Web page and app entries

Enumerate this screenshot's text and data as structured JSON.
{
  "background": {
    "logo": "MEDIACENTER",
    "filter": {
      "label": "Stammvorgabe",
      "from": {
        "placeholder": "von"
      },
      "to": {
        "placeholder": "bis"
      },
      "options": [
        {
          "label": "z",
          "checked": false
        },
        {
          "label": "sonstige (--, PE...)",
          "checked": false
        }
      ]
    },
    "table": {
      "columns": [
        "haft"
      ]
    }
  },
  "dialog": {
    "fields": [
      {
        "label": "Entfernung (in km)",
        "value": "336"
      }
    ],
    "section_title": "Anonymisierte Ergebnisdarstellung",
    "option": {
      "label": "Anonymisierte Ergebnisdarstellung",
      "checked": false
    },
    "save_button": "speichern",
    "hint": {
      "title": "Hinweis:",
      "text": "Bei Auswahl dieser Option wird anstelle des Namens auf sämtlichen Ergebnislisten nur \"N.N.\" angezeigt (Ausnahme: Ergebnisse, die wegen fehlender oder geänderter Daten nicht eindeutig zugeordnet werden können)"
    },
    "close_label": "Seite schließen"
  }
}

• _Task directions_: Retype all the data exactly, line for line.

• _Answer for this exercise_:
Enumerate this screenshot's text and data as structured JSON.
{
  "background": {
    "logo": "MEDIACENTER",
    "filter": {
      "label": "Stammvorgabe",
      "from": {
        "placeholder": "von"
      },
      "to": {
        "placeholder": "bis"
      },
      "options": [
        {
          "label": "z",
          "checked": false
        },
        {
          "label": "sonstige (--, PE...)",
          "checked": false
        }
      ]
    },
    "table": {
      "columns": [
        "haft"
      ]
    }
  },
  "dialog": {
    "fields": [
      {
        "label": "Entfernung (in km)",
        "value": "336"
      }
    ],
    "section_title": "Anonymisierte Ergebnisdarstellung",
    "option": {
      "label": "Anonymisierte Ergebnisdarstellung",
      "checked": false
    },
    "save_button": "speichern",
    "hint": {
      "title": "Hinweis:",
      "text": "Bei Auswahl dieser Option wird anstelle des Namens auf sämtlichen Ergebnislisten nur \"N.N.\" angezeigt (Ausnahme: Ergebnisse, die wegen fehlender oder geänderter Daten nicht eindeutig zugeordnet werden können)"
    },
    "close_label": "Seite schließen"
  }
}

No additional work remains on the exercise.